Me: Since you were so young, what did you think of the fact that you had fans?

Nick: I didn’t really think of it. We were all just friends. Almost everyone was in a band, or was dating someone in a band.

Me:Where was your favorite show that you played at?

Nick: Every one we did. I loved playing. I loved the show we did at Rumbottom’s after Howie’s graduation because he played in cap and gown and I was really proud of him, I loved the show we played with Allen Zane on drums because we looked amazing and we thought it was really funny to have The Speedies drummer playing for us. I loved opening for the Dead Boys, even when someone yelled out, "Bring on the real Dead Boys". The reunion show as I mentioned. Any show with The Fast or Student Teachers. The Hot Club show in Philly was hilarious because of the drama and foolishness in getting us there. Playing the 21 Club for the Dutch ambassador’s son’s birthday was a howl as was playing at Nirvana for Stacy’s birthday party. Probably the Nirvana show was my absolute favorite. We invited all the demi-monde, telling of the free food and alcohol that was to be bestowed upon them and they all showed up, nearly causing a riot. My current restaurant owner self looks on in horror when I recall the events.

Me: Who was the first really famous person that you met? Were you at all impressed that you were so young?

Nick: That depends on your definition of really famous. Like I said we were all just friends. I suppose David Johansen because at the time he hadn’t really gotten his solo band together, it was post-Dolls and I guess I was most impressed because they were one of the bands like T.Rex, Spiders from Mars, etc. that I was just a little too young to have seen. I used to sleep on his floor on 17th St and really thought I was special. Of course, meeting Bowie was a thrill. Meeting Johnny Rotten was a bit of a let-down.

Me: What was it like for you in high school? Did the kids in your class know that you played in a band at night?

Nick: I quit high school at 13, the only kid in my class I had contact with was Carrie Hamilton, who you might remember from downtown. Around school, but I don’t know if he was enrolled, was Michael Beinhorn, (now a big-time producer) and we spent a little time together later, when I lived at a mutual friend’s apartment.

Me: Do you stay in contact with any of the original members?

Nick: I email Howie all the time. We talk on the phone about every three or four months. I saw him about 10 months ago. Arthur Brennan, who I consider a member even though he never appeared publicly with us, has been to my restaurant a few times recently. I’ve just been corresponding with Billy via myspace.
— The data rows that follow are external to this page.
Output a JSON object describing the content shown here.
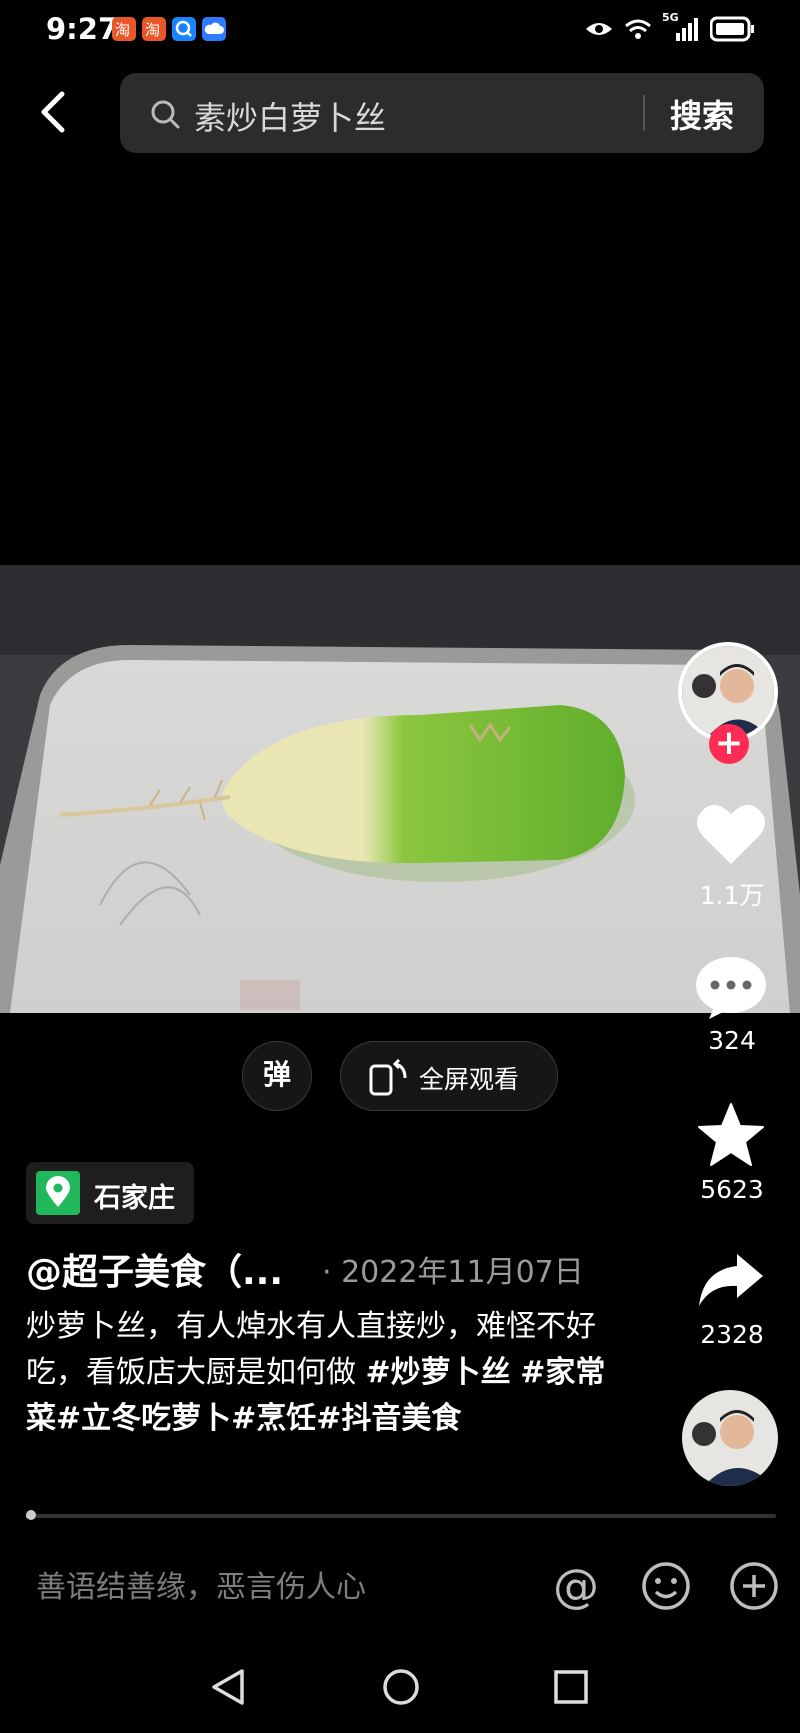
{
  "status_bar": {
    "time": "9:27",
    "left_icons": [
      "taobao-app-icon",
      "taobao-app-icon",
      "search-app-icon",
      "cloud-app-icon"
    ],
    "right_icons": [
      "eye-icon",
      "wifi-icon",
      "signal-5g-icon",
      "battery-icon"
    ],
    "network_label": "5G"
  },
  "search": {
    "query": "素炒白萝卜丝",
    "button_label": "搜索"
  },
  "actions": {
    "like_count": "1.1万",
    "comment_count": "324",
    "favorite_count": "5623",
    "share_count": "2328",
    "follow_symbol": "+"
  },
  "controls": {
    "danmaku_label": "弹",
    "fullscreen_label": "全屏观看"
  },
  "post": {
    "location": "石家庄",
    "author": "@超子美食（...",
    "date": "· 2022年11月07日",
    "caption_text": "炒萝卜丝，有人焯水有人直接炒，难怪不好吃，看饭店大厨是如何做 ",
    "tags": [
      "#炒萝卜丝",
      "#家常菜",
      "#立冬吃萝卜",
      "#烹饪",
      "#抖音美食"
    ]
  },
  "progress": {
    "fraction": 0.004
  },
  "comment": {
    "placeholder": "善语结善缘，恶言伤人心"
  },
  "colors": {
    "background": "#000000",
    "accent_red": "#fe2c55",
    "location_green": "#20b85a",
    "search_box": "#2c2c2e"
  }
}
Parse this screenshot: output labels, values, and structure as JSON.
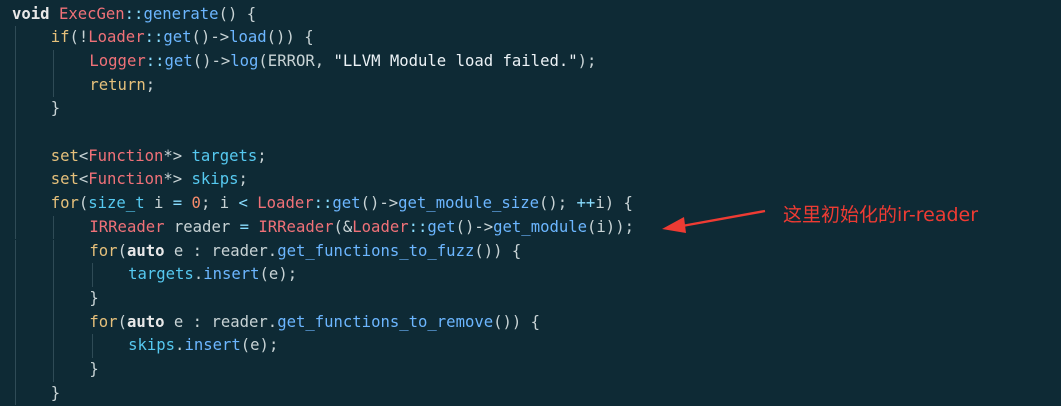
{
  "code": {
    "lines": [
      {
        "indent": 0,
        "tokens": [
          {
            "t": "void",
            "c": "bold"
          },
          {
            "t": " ",
            "c": "plain"
          },
          {
            "t": "ExecGen",
            "c": "type"
          },
          {
            "t": "::",
            "c": "op"
          },
          {
            "t": "generate",
            "c": "fn"
          },
          {
            "t": "() {",
            "c": "plain"
          }
        ]
      },
      {
        "indent": 1,
        "tokens": [
          {
            "t": "if",
            "c": "kw"
          },
          {
            "t": "(!",
            "c": "plain"
          },
          {
            "t": "Loader",
            "c": "type"
          },
          {
            "t": "::",
            "c": "op"
          },
          {
            "t": "get",
            "c": "fn"
          },
          {
            "t": "()->",
            "c": "plain"
          },
          {
            "t": "load",
            "c": "fn"
          },
          {
            "t": "()) {",
            "c": "plain"
          }
        ]
      },
      {
        "indent": 2,
        "tokens": [
          {
            "t": "Logger",
            "c": "type"
          },
          {
            "t": "::",
            "c": "op"
          },
          {
            "t": "get",
            "c": "fn"
          },
          {
            "t": "()->",
            "c": "plain"
          },
          {
            "t": "log",
            "c": "fn"
          },
          {
            "t": "(ERROR, ",
            "c": "plain"
          },
          {
            "t": "\"LLVM Module load failed.\"",
            "c": "str"
          },
          {
            "t": ");",
            "c": "plain"
          }
        ]
      },
      {
        "indent": 2,
        "tokens": [
          {
            "t": "return",
            "c": "kw"
          },
          {
            "t": ";",
            "c": "plain"
          }
        ]
      },
      {
        "indent": 1,
        "tokens": [
          {
            "t": "}",
            "c": "plain"
          }
        ]
      },
      {
        "indent": 1,
        "tokens": []
      },
      {
        "indent": 1,
        "tokens": [
          {
            "t": "set",
            "c": "kw"
          },
          {
            "t": "<",
            "c": "plain"
          },
          {
            "t": "Function",
            "c": "type"
          },
          {
            "t": "*> ",
            "c": "plain"
          },
          {
            "t": "targets",
            "c": "var"
          },
          {
            "t": ";",
            "c": "plain"
          }
        ]
      },
      {
        "indent": 1,
        "tokens": [
          {
            "t": "set",
            "c": "kw"
          },
          {
            "t": "<",
            "c": "plain"
          },
          {
            "t": "Function",
            "c": "type"
          },
          {
            "t": "*> ",
            "c": "plain"
          },
          {
            "t": "skips",
            "c": "var"
          },
          {
            "t": ";",
            "c": "plain"
          }
        ]
      },
      {
        "indent": 1,
        "tokens": [
          {
            "t": "for",
            "c": "kw"
          },
          {
            "t": "(",
            "c": "plain"
          },
          {
            "t": "size_t",
            "c": "var"
          },
          {
            "t": " i ",
            "c": "plain"
          },
          {
            "t": "=",
            "c": "op"
          },
          {
            "t": " ",
            "c": "plain"
          },
          {
            "t": "0",
            "c": "num"
          },
          {
            "t": "; i ",
            "c": "plain"
          },
          {
            "t": "<",
            "c": "op"
          },
          {
            "t": " ",
            "c": "plain"
          },
          {
            "t": "Loader",
            "c": "type"
          },
          {
            "t": "::",
            "c": "op"
          },
          {
            "t": "get",
            "c": "fn"
          },
          {
            "t": "()->",
            "c": "plain"
          },
          {
            "t": "get_module_size",
            "c": "fn"
          },
          {
            "t": "(); ",
            "c": "plain"
          },
          {
            "t": "++",
            "c": "op"
          },
          {
            "t": "i) {",
            "c": "plain"
          }
        ]
      },
      {
        "indent": 2,
        "tokens": [
          {
            "t": "IRReader",
            "c": "type"
          },
          {
            "t": " reader ",
            "c": "plain"
          },
          {
            "t": "=",
            "c": "op"
          },
          {
            "t": " ",
            "c": "plain"
          },
          {
            "t": "IRReader",
            "c": "type"
          },
          {
            "t": "(&",
            "c": "plain"
          },
          {
            "t": "Loader",
            "c": "type"
          },
          {
            "t": "::",
            "c": "op"
          },
          {
            "t": "get",
            "c": "fn"
          },
          {
            "t": "()->",
            "c": "plain"
          },
          {
            "t": "get_module",
            "c": "fn"
          },
          {
            "t": "(i));",
            "c": "plain"
          }
        ]
      },
      {
        "indent": 2,
        "tokens": [
          {
            "t": "for",
            "c": "kw"
          },
          {
            "t": "(",
            "c": "plain"
          },
          {
            "t": "auto",
            "c": "bold"
          },
          {
            "t": " e : reader.",
            "c": "plain"
          },
          {
            "t": "get_functions_to_fuzz",
            "c": "fn"
          },
          {
            "t": "()) {",
            "c": "plain"
          }
        ]
      },
      {
        "indent": 3,
        "tokens": [
          {
            "t": "targets",
            "c": "var"
          },
          {
            "t": ".",
            "c": "plain"
          },
          {
            "t": "insert",
            "c": "fn"
          },
          {
            "t": "(e);",
            "c": "plain"
          }
        ]
      },
      {
        "indent": 2,
        "tokens": [
          {
            "t": "}",
            "c": "plain"
          }
        ]
      },
      {
        "indent": 2,
        "tokens": [
          {
            "t": "for",
            "c": "kw"
          },
          {
            "t": "(",
            "c": "plain"
          },
          {
            "t": "auto",
            "c": "bold"
          },
          {
            "t": " e : reader.",
            "c": "plain"
          },
          {
            "t": "get_functions_to_remove",
            "c": "fn"
          },
          {
            "t": "()) {",
            "c": "plain"
          }
        ]
      },
      {
        "indent": 3,
        "tokens": [
          {
            "t": "skips",
            "c": "var"
          },
          {
            "t": ".",
            "c": "plain"
          },
          {
            "t": "insert",
            "c": "fn"
          },
          {
            "t": "(e);",
            "c": "plain"
          }
        ]
      },
      {
        "indent": 2,
        "tokens": [
          {
            "t": "}",
            "c": "plain"
          }
        ]
      },
      {
        "indent": 1,
        "tokens": [
          {
            "t": "}",
            "c": "plain"
          }
        ]
      }
    ]
  },
  "annotation": {
    "text": "这里初始化的ir-reader",
    "color": "#ee3b33",
    "points_to_line": 10
  },
  "theme": {
    "background": "#0e2a35",
    "indent_guide": "#2f4b56"
  }
}
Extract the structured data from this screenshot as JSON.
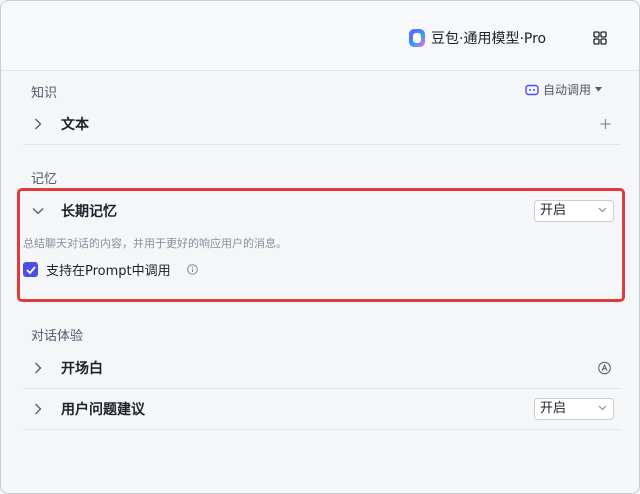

And I’ve been in touch with Jahn who I believe is playing with Sugartime.

Me: What are you most memorable experiences that you would want to share from the Blessed days?

Nick: I’ll send you a few as they occur to me. I think Billy is hot to put up stories and chronology on either myspace or a website he’s working on. He’s asked if there’s anything I’d like not to be mentioned, or that I want to make sure is emphasized. I told him I needed to neither conceal nor glorify anything in particular although it will be interesting to see where our recollections differ. He probably has things a lot straighter since I was drunk most of the time then. Been sober 20 plus years now, and as they say "neither regret the past nor wish to shut the door on it". Thanks so much for asking the questions. It’s been fun to reminisce.

Next Interview Coming Soon with Billy Stark

1 comment:

Mykel Board said...

I just saw Billy at the Max's Kansas City reunion. He recognized me, probably because my picture is all over the place. I didn't recognize him.

We talked a bit. He seemed kinda down, and really really anxious to "get over" The Blessed. He wanted to move on to other things. Maybe do other music.

The reunion show was great, but Billy saddened me a bit. I hope all's okay with him. --Mykel